sign that God would heal him and extend his life 15 years (see 2 Kings 20:1-11; Isaiah 38:1-8). Of the 15
psalms in question, only five are attributed—four to David and one to Solomon. That leaves 10 without
attribution. Hezekiah is known to have written psalms, having declared, “We will sing my songs with
stringed instruments all the days of our life, in the house of the LORD” (Isaiah 38:20). Yet his name
appears nowhere in the psalm titles within the book of Psalms. Some have speculated that Hezekiah
composed the 10 unattributed “songs of the degrees” in honor of the sundial shadow going back 10
degrees and grouped them with five psalms of his ancestors, David and Solomon, producing a set of 15 in
honor of his life’s extension of 15 years.
The Good News Bible Reading Program February 2006
This is an interesting idea, but Psalm 126 appears to have been composed after the Jewish exile to
Babylon. It is, however, possible that the psalm was written earlier as prophetic of future return from
captivity, perhaps modeled on Isaiah’s prophecies. And it is plausible that the psalm could have been
written earlier and modified in the postexilic period. In any case, there is nothing that precludes Hezekiah
from having written the other unattributed psalms in this collection. His own circumstance was one of
emerging from personal trial to blessing and fellowship with God and His people—consistent with the
overall theme of these psalms. Consider also that Hezekiah restored the nation’s temple worship after a
period of apostasy, so it would be fitting for him to have put together a set of psalms intended for festival
pilgrimage and worship. Still, this remains a matter of conjecture.
Of course, even if this was the originally intended meaning of “songs of the degrees,” we can see
how they could later have come to be looked upon as “songs of the steps” and “songs of the ascents”—for
not only does the Hebrew allow for these particular meanings, but the themes and wording of a number of
the psalms clearly associate them with worship in Jerusalem.
Besides taking note of the overall themes of these 15 psalms, it is interesting to consider how the
themes are structured within the collection. As one source explains: “There are five groups consisting of
three psalms each. The first of each group has Distress for its subject; the second has Trust in Jehovah;
while the third has Blessing and peace in Zion” (E.W. Bullinger, The Companion Bible, Appendix 67).
As we read through these psalms, which we will refer to as the songs of ascents for the sake of

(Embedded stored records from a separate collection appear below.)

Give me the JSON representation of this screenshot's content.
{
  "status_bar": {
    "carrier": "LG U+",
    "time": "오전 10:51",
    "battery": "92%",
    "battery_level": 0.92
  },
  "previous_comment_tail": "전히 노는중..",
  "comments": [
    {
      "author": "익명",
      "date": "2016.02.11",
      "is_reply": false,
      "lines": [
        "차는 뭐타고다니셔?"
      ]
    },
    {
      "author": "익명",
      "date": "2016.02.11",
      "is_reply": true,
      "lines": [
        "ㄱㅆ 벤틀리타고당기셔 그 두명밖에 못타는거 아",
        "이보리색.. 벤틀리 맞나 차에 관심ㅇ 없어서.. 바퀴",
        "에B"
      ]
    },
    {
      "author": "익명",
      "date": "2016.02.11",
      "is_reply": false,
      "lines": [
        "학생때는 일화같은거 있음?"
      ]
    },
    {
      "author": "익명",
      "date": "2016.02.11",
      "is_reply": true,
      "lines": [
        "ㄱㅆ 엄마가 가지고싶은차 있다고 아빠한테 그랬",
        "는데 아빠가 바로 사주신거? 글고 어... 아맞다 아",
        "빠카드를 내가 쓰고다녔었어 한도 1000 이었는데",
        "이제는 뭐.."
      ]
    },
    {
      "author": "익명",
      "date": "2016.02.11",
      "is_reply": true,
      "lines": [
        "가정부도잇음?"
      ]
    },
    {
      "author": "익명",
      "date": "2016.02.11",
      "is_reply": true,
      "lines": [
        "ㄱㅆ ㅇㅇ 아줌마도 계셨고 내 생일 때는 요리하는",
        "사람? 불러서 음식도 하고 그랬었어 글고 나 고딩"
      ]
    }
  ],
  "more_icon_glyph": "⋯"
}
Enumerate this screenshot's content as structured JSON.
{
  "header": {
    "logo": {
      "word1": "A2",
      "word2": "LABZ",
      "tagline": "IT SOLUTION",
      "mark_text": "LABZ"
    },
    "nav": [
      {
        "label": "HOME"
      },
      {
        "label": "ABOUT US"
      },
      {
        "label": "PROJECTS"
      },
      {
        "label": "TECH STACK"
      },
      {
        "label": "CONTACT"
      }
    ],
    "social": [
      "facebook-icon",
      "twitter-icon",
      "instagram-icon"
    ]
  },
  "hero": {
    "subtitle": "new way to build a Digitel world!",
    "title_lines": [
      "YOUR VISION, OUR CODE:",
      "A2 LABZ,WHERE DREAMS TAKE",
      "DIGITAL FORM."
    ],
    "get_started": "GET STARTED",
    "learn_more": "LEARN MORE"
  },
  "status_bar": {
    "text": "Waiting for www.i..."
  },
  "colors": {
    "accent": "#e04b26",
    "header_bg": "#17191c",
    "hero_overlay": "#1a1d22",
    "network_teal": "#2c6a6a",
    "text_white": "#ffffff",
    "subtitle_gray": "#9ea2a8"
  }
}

convention and consistency, we should not restrict their meaning to festival worship. We should also
apply them to our everyday lives as well as to our lifelong Christian journey. In the latter vein, we should
realize that the festivals themselves lay out God’s plan for the redemption and salvation of humanity. In
that sense, we should see going up to the feasts, as pictured in these psalms, as representative not merely
of regular worship but also, in an ultimate sense, of being saved out of this wicked world and going to
dwell with God in His family for eternity to come. http://bible.ucg.org/bible-reading-program/pdf/brp0602.pdf